Emotions and Values: From the Greek Riots of 2008 to the Movements of 2011

Tuesday, July 15, 2014: 11:30 AM
Room: 315
Oral Presentation
Marina PRENTOULIS , Political, Social and International Studies, University of East Anglia, Norwich, United Kingdom

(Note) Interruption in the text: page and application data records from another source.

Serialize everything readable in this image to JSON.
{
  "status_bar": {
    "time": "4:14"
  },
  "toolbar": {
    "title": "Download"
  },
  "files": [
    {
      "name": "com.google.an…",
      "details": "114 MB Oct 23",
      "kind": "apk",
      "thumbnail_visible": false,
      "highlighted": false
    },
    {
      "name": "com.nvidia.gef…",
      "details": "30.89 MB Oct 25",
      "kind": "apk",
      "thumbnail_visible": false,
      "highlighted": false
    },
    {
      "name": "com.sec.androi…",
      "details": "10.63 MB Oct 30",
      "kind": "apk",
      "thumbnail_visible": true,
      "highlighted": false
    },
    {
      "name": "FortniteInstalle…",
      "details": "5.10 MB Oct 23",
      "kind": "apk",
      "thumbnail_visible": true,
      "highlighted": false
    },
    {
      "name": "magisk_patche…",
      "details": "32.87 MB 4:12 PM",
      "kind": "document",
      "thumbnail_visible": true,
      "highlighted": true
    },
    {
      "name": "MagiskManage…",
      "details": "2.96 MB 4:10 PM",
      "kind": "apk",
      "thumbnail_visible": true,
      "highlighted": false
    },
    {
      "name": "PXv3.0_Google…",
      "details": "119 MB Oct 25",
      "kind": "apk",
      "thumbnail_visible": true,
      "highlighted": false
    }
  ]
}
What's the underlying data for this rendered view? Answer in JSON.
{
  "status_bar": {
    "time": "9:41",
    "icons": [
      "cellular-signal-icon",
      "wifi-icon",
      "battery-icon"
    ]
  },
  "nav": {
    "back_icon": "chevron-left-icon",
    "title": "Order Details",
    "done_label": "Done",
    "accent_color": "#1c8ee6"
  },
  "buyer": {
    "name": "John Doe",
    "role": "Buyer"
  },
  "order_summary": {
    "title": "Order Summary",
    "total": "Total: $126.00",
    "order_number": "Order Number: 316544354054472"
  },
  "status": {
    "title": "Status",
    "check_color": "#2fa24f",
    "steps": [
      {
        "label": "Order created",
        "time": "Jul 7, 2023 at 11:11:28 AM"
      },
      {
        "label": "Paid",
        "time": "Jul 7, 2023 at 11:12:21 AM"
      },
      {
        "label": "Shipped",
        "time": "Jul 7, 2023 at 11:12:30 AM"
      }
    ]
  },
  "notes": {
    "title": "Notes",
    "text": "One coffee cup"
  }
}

It is not uncommon for theories of collective action to differentiate between ‘conventional’ and ‘unconventional’ protests. This paper argues, however, that although riots are ‘unconventional’ protests, they are an important element in the process of collective identity construction. They signal a crisis in representation and the need for improved or renewed democratic politics, as practiced in social movements. ‘Riots’, although lacking the clear demands, degree of organisation and duration of social movements, offer an insight into the network of emotions and values that subsequently crystallize into more coherent forms of collective action. In this respect they should be thought of within the theoretical framework of social movements. The intense and extensive rioting in Greece in December 2008 was one of these instances which although not purposeful in the traditional sense, provide an insight into the networks of values and emotions leading to the movement of the ‘Aganaktismenoi‘ (Indignants) responding to the economic crisis in Greece in 2011.